Here, we first instruct the compiler to generate an object file with -c, then ask the compiler to link the final executable (by not specifying -c), passing it the object file as input. (Instead of calling g++, depending on the C++ compiler, one could also call the linker directly, e.g. ld.)

Now, when we have two .cpp files, we have two options:

$ g++ -o hello file1.cpp file2.cpp

Here, we pass the compiler two .cpp files to compile to a single executable. The compiler compiles each file separately, and finally invokes the linker to link them.

Alternatively we can use:

$ g++ -c -o file1.o file1.cpp
$ g++ -c -o file2.o file2.cpp
$ g++ -o hello file1.o file2.o

Here, we explicitly compile each .cpp file to an object file by passing -c and finally tell the compiler to link all of them to an executable. The good thing about this method is that is improves the time it takes to compile our program; the former will always compile each .cpp file while with the latter, you can skip compiling the .cpp files that haven’t been changed since the last compilation. Makefile rules come in handy here.

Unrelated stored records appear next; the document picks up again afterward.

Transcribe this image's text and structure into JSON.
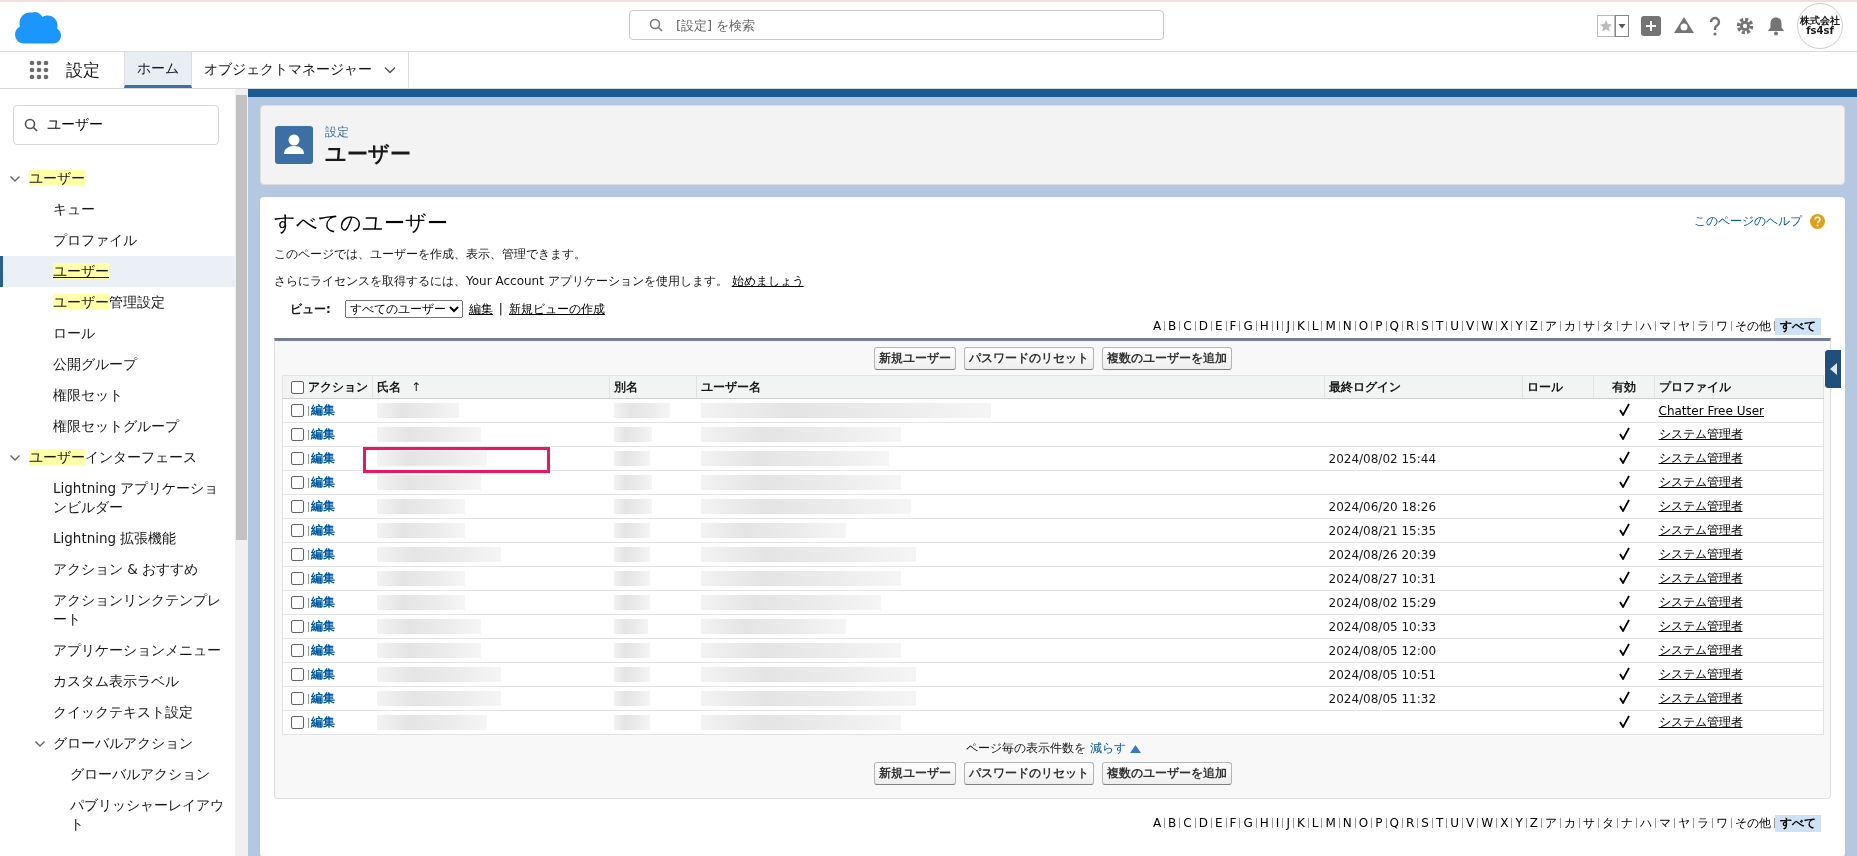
{
  "global_header": {
    "search": {
      "placeholder": "[設定] を検索"
    },
    "avatar": {
      "line1": "株式会社",
      "line2": "fs4sf"
    }
  },
  "app_nav": {
    "app_name": "設定",
    "tabs": [
      {
        "label": "ホーム",
        "selected": true,
        "dropdown": false
      },
      {
        "label": "オブジェクトマネージャー",
        "selected": false,
        "dropdown": true
      }
    ]
  },
  "sidebar": {
    "search": {
      "value": "ユーザー"
    },
    "items": [
      {
        "match": "ユーザー",
        "expanded": true,
        "selected": false,
        "children": [
          {
            "rest": "キュー",
            "selected": false
          },
          {
            "rest": "プロファイル",
            "selected": false
          },
          {
            "match": "ユーザー",
            "selected": true
          },
          {
            "match": "ユーザー",
            "rest": "管理設定",
            "selected": false
          },
          {
            "rest": "ロール",
            "selected": false
          },
          {
            "rest": "公開グループ",
            "selected": false
          },
          {
            "rest": "権限セット",
            "selected": false
          },
          {
            "rest": "権限セットグループ",
            "selected": false
          }
        ]
      },
      {
        "match": "ユーザー",
        "rest": "インターフェース",
        "expanded": true,
        "selected": false,
        "children": [
          {
            "rest": "Lightning アプリケーションビルダー",
            "selected": false
          },
          {
            "rest": "Lightning 拡張機能",
            "selected": false
          },
          {
            "rest": "アクション & おすすめ",
            "selected": false
          },
          {
            "rest": "アクションリンクテンプレート",
            "selected": false
          },
          {
            "rest": "アプリケーションメニュー",
            "selected": false
          },
          {
            "rest": "カスタム表示ラベル",
            "selected": false
          },
          {
            "rest": "クイックテキスト設定",
            "selected": false
          },
          {
            "rest": "グローバルアクション",
            "expanded": true,
            "selected": false,
            "children": [
              {
                "rest": "グローバルアクション",
                "selected": false
              },
              {
                "rest": "パブリッシャーレイアウト",
                "selected": false
              }
            ]
          }
        ]
      }
    ]
  },
  "page_header": {
    "breadcrumb": "設定",
    "title": "ユーザー"
  },
  "main": {
    "title": "すべてのユーザー",
    "help_link": "このページのヘルプ",
    "description": "このページでは、ユーザーを作成、表示、管理できます。",
    "license_text": "さらにライセンスを取得するには、Your Account アプリケーションを使用します。",
    "license_link": "始めましょう",
    "view": {
      "label": "ビュー:",
      "selected_view": "すべてのユーザー",
      "edit_link": "編集",
      "separator": "|",
      "new_view_link": "新規ビューの作成"
    },
    "alpha_top": [
      {
        "label": "A",
        "selected": false
      },
      {
        "label": "B",
        "selected": false
      },
      {
        "label": "C",
        "selected": false
      },
      {
        "label": "D",
        "selected": false
      },
      {
        "label": "E",
        "selected": false
      },
      {
        "label": "F",
        "selected": false
      },
      {
        "label": "G",
        "selected": false
      },
      {
        "label": "H",
        "selected": false
      },
      {
        "label": "I",
        "selected": false
      },
      {
        "label": "J",
        "selected": false
      },
      {
        "label": "K",
        "selected": false
      },
      {
        "label": "L",
        "selected": false
      },
      {
        "label": "M",
        "selected": false
      },
      {
        "label": "N",
        "selected": false
      },
      {
        "label": "O",
        "selected": false
      },
      {
        "label": "P",
        "selected": false
      },
      {
        "label": "Q",
        "selected": false
      },
      {
        "label": "R",
        "selected": false
      },
      {
        "label": "S",
        "selected": false
      },
      {
        "label": "T",
        "selected": false
      },
      {
        "label": "U",
        "selected": false
      },
      {
        "label": "V",
        "selected": false
      },
      {
        "label": "W",
        "selected": false
      },
      {
        "label": "X",
        "selected": false
      },
      {
        "label": "Y",
        "selected": false
      },
      {
        "label": "Z",
        "selected": false
      },
      {
        "label": "ア",
        "selected": false
      },
      {
        "label": "カ",
        "selected": false
      },
      {
        "label": "サ",
        "selected": false
      },
      {
        "label": "タ",
        "selected": false
      },
      {
        "label": "ナ",
        "selected": false
      },
      {
        "label": "ハ",
        "selected": false
      },
      {
        "label": "マ",
        "selected": false
      },
      {
        "label": "ヤ",
        "selected": false
      },
      {
        "label": "ラ",
        "selected": false
      },
      {
        "label": "ワ",
        "selected": false
      },
      {
        "label": "その他",
        "selected": false
      },
      {
        "label": "すべて",
        "selected": true
      }
    ],
    "buttons_top": [
      "新規ユーザー",
      "パスワードのリセット",
      "複数のユーザーを追加"
    ],
    "table": {
      "header_checkbox": {
        "checked": false
      },
      "columns": [
        {
          "label": "アクション"
        },
        {
          "label": "氏名",
          "sort_icon": "↑"
        },
        {
          "label": "別名"
        },
        {
          "label": "ユーザー名"
        },
        {
          "label": "最終ログイン"
        },
        {
          "label": "ロール"
        },
        {
          "label": "有効"
        },
        {
          "label": "プロファイル"
        }
      ],
      "rows": [
        {
          "checked": false,
          "action": "編集",
          "active": true,
          "profile": "Chatter Free User",
          "highlighted": false
        },
        {
          "checked": false,
          "action": "編集",
          "active": true,
          "profile": "システム管理者",
          "highlighted": false
        },
        {
          "checked": false,
          "action": "編集",
          "last_login": "2024/08/02 15:44",
          "active": true,
          "profile": "システム管理者",
          "highlighted": true
        },
        {
          "checked": false,
          "action": "編集",
          "active": true,
          "profile": "システム管理者",
          "highlighted": false
        },
        {
          "checked": false,
          "action": "編集",
          "last_login": "2024/06/20 18:26",
          "active": true,
          "profile": "システム管理者",
          "highlighted": false
        },
        {
          "checked": false,
          "action": "編集",
          "last_login": "2024/08/21 15:35",
          "active": true,
          "profile": "システム管理者",
          "highlighted": false
        },
        {
          "checked": false,
          "action": "編集",
          "last_login": "2024/08/26 20:39",
          "active": true,
          "profile": "システム管理者",
          "highlighted": false
        },
        {
          "checked": false,
          "action": "編集",
          "last_login": "2024/08/27 10:31",
          "active": true,
          "profile": "システム管理者",
          "highlighted": false
        },
        {
          "checked": false,
          "action": "編集",
          "last_login": "2024/08/02 15:29",
          "active": true,
          "profile": "システム管理者",
          "highlighted": false
        },
        {
          "checked": false,
          "action": "編集",
          "last_login": "2024/08/05 10:33",
          "active": true,
          "profile": "システム管理者",
          "highlighted": false
        },
        {
          "checked": false,
          "action": "編集",
          "last_login": "2024/08/05 12:00",
          "active": true,
          "profile": "システム管理者",
          "highlighted": false
        },
        {
          "checked": false,
          "action": "編集",
          "last_login": "2024/08/05 10:51",
          "active": true,
          "profile": "システム管理者",
          "highlighted": false
        },
        {
          "checked": false,
          "action": "編集",
          "last_login": "2024/08/05 11:32",
          "active": true,
          "profile": "システム管理者",
          "highlighted": false
        },
        {
          "checked": false,
          "action": "編集",
          "active": true,
          "profile": "システム管理者",
          "highlighted": false
        }
      ]
    },
    "page_size": {
      "text": "ページ毎の表示件数を",
      "link": "減らす"
    },
    "buttons_bottom": [
      "新規ユーザー",
      "パスワードのリセット",
      "複数のユーザーを追加"
    ],
    "alpha_bottom": [
      {
        "label": "A",
        "selected": false
      },
      {
        "label": "B",
        "selected": false
      },
      {
        "label": "C",
        "selected": false
      },
      {
        "label": "D",
        "selected": false
      },
      {
        "label": "E",
        "selected": false
      },
      {
        "label": "F",
        "selected": false
      },
      {
        "label": "G",
        "selected": false
      },
      {
        "label": "H",
        "selected": false
      },
      {
        "label": "I",
        "selected": false
      },
      {
        "label": "J",
        "selected": false
      },
      {
        "label": "K",
        "selected": false
      },
      {
        "label": "L",
        "selected": false
      },
      {
        "label": "M",
        "selected": false
      },
      {
        "label": "N",
        "selected": false
      },
      {
        "label": "O",
        "selected": false
      },
      {
        "label": "P",
        "selected": false
      },
      {
        "label": "Q",
        "selected": false
      },
      {
        "label": "R",
        "selected": false
      },
      {
        "label": "S",
        "selected": false
      },
      {
        "label": "T",
        "selected": false
      },
      {
        "label": "U",
        "selected": false
      },
      {
        "label": "V",
        "selected": false
      },
      {
        "label": "W",
        "selected": false
      },
      {
        "label": "X",
        "selected": false
      },
      {
        "label": "Y",
        "selected": false
      },
      {
        "label": "Z",
        "selected": false
      },
      {
        "label": "ア",
        "selected": false
      },
      {
        "label": "カ",
        "selected": false
      },
      {
        "label": "サ",
        "selected": false
      },
      {
        "label": "タ",
        "selected": false
      },
      {
        "label": "ナ",
        "selected": false
      },
      {
        "label": "ハ",
        "selected": false
      },
      {
        "label": "マ",
        "selected": false
      },
      {
        "label": "ヤ",
        "selected": false
      },
      {
        "label": "ラ",
        "selected": false
      },
      {
        "label": "ワ",
        "selected": false
      },
      {
        "label": "その他",
        "selected": false
      },
      {
        "label": "すべて",
        "selected": true
      }
    ]
  }
}
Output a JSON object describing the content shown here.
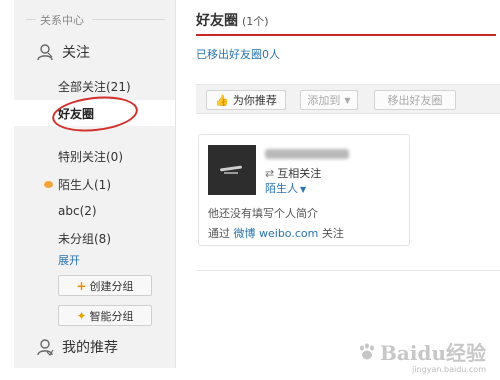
{
  "sidebar": {
    "section_title": "关系中心",
    "follow": "关注",
    "all_following": "全部关注(21)",
    "friends_circle": "好友圈",
    "special": "特别关注(0)",
    "strangers": "陌生人(1)",
    "abc": "abc(2)",
    "ungrouped": "未分组(8)",
    "expand": "展开",
    "create_group": "创建分组",
    "smart_group": "智能分组",
    "my_recommend": "我的推荐"
  },
  "main": {
    "title": "好友圈",
    "count": "(1个)",
    "removed_link": "已移出好友圈0人",
    "toolbar": {
      "recommend": "为你推荐",
      "add_to": "添加到",
      "remove": "移出好友圈"
    },
    "card": {
      "mutual": "互相关注",
      "tag": "陌生人",
      "bio": "他还没有填写个人简介",
      "via_prefix": "通过",
      "via_link": "微博 weibo.com",
      "via_suffix": "关注"
    }
  },
  "watermark": {
    "text": "Baidu经验",
    "sub": "jingyan.baidu.com"
  },
  "colors": {
    "accent_red": "#c8282a",
    "link_blue": "#2a74b0",
    "orange": "#f08c00"
  },
  "icons": [
    "person-icon",
    "thumbs-up-icon",
    "swap-icon",
    "plus-icon",
    "magic-wand-icon",
    "dropdown-arrow-icon"
  ]
}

#include <header> or #include “header”?

We’ve seen two ways to include headers: either using the angled brackets or quotes. The difference is in the path the C++ compiler uses to find the header file; for angled brackets, it searches in the system directories which are dependent on the compiler and typically include the libraries installed on the system while the quoted brackets mean the compiler first searches in the local directory before going to the system directories. Typically you should use quotes for the header files in the project you’re currently working on, and angled brackets for libraries that aren’t included in your current project. SDL2 recommends a bit different approach and suggests the user should always use quotes for including SDL2 headers.

Furthermore, you can specify more directories to search for headers when invoking the compiler. The switch -I followed by a path adds the given path to the list of directories to use when searching for headers. E.g. the SDL2 command sdl2-config –cflags, which we use during compilation, could include e.g. the string “-I/usr/include/SDL2” when expanded, meaning the compiler should look for the headers in that directory.

Compiling and linking our program becomes more interesting when external libraries like SDL2 are used. To make it short, when compiling, the compiler needs to know where to find the header files. When linking, the compiler needs to know where to find the library files. In case of SDL2, we could e.g. use the following:

$ g++ -Wall -I/usr/include/SDL2 -c -o file1.o file1.cpp
$ g++ -Wall -I/usr/include/SDL2 -c -o file2.o file2.cpp
$ g++ -L/usr/lib -lSDL2 -lSDL2_ttf -o hello file1.o file2.o

Here, we pass the include path to the compiler while compiling using the -I switch, such that the compiler will be able to find the SDL2 header files.

After compilation, we pass the compiler the path where to find libraries using the -L switch, and tell it which libraries to link using the -l switch (in this case, SDL2 and SDL2_ttf).

SDL2 provides us with the helper tool sdl2-config which can generate these for us. sdl2-config –cflags generates the correct -I line (and more) while sdl2-config –libs generates the switches required by the linker. This is the reason we call and expand sdl2-config when we compile our code that uses SDL2.

Exercise: Use our SDL code from our bus logic code. Create a new header file or files as necessary. Compile and run your code. Fill out all the holes so that your code will do everything: parse the input files, generate the labels required for the display and display the labels. Create an std::map to map route numbers to names.

If you made it here, congratulations.